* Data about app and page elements

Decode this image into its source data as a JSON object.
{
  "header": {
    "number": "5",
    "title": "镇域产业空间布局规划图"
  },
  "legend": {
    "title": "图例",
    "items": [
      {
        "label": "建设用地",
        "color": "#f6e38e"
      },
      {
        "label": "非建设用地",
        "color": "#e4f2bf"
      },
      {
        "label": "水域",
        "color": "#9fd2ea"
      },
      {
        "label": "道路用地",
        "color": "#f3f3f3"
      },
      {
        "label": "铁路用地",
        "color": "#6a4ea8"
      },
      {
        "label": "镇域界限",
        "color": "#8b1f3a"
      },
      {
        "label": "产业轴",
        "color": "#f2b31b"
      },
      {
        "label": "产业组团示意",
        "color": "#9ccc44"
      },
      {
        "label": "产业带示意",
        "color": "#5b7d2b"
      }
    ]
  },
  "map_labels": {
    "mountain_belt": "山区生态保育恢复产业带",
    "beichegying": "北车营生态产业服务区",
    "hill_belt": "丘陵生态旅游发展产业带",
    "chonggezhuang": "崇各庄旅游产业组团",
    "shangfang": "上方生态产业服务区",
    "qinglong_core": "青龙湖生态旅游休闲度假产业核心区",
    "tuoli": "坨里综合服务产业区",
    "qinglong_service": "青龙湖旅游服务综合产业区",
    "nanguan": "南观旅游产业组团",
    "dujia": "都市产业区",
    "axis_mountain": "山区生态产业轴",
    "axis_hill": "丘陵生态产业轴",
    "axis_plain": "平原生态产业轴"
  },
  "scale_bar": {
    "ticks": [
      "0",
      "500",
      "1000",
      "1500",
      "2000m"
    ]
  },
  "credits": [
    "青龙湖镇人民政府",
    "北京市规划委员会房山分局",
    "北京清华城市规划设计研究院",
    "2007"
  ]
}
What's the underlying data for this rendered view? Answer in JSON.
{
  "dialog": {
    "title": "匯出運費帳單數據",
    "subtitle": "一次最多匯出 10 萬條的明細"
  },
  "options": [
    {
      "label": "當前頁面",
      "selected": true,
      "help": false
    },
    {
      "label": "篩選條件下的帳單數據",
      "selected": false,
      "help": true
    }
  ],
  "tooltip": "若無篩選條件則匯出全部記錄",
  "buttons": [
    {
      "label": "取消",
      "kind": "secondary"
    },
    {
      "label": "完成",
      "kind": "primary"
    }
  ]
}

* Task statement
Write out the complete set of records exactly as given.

* Result of the task
Decode this image into its source data as a JSON object.
{
  "header": {
    "number": "5",
    "title": "镇域产业空间布局规划图"
  },
  "legend": {
    "title": "图例",
    "items": [
      {
        "label": "建设用地",
        "color": "#f6e38e"
      },
      {
        "label": "非建设用地",
        "color": "#e4f2bf"
      },
      {
        "label": "水域",
        "color": "#9fd2ea"
      },
      {
        "label": "道路用地",
        "color": "#f3f3f3"
      },
      {
        "label": "铁路用地",
        "color": "#6a4ea8"
      },
      {
        "label": "镇域界限",
        "color": "#8b1f3a"
      },
      {
        "label": "产业轴",
        "color": "#f2b31b"
      },
      {
        "label": "产业组团示意",
        "color": "#9ccc44"
      },
      {
        "label": "产业带示意",
        "color": "#5b7d2b"
      }
    ]
  },
  "map_labels": {
    "mountain_belt": "山区生态保育恢复产业带",
    "beichegying": "北车营生态产业服务区",
    "hill_belt": "丘陵生态旅游发展产业带",
    "chonggezhuang": "崇各庄旅游产业组团",
    "shangfang": "上方生态产业服务区",
    "qinglong_core": "青龙湖生态旅游休闲度假产业核心区",
    "tuoli": "坨里综合服务产业区",
    "qinglong_service": "青龙湖旅游服务综合产业区",
    "nanguan": "南观旅游产业组团",
    "dujia": "都市产业区",
    "axis_mountain": "山区生态产业轴",
    "axis_hill": "丘陵生态产业轴",
    "axis_plain": "平原生态产业轴"
  },
  "scale_bar": {
    "ticks": [
      "0",
      "500",
      "1000",
      "1500",
      "2000m"
    ]
  },
  "credits": [
    "青龙湖镇人民政府",
    "北京市规划委员会房山分局",
    "北京清华城市规划设计研究院",
    "2007"
  ]
}
What's the underlying data for this rendered view? Answer in JSON.
{
  "dialog": {
    "title": "匯出運費帳單數據",
    "subtitle": "一次最多匯出 10 萬條的明細"
  },
  "options": [
    {
      "label": "當前頁面",
      "selected": true,
      "help": false
    },
    {
      "label": "篩選條件下的帳單數據",
      "selected": false,
      "help": true
    }
  ],
  "tooltip": "若無篩選條件則匯出全部記錄",
  "buttons": [
    {
      "label": "取消",
      "kind": "secondary"
    },
    {
      "label": "完成",
      "kind": "primary"
    }
  ]
}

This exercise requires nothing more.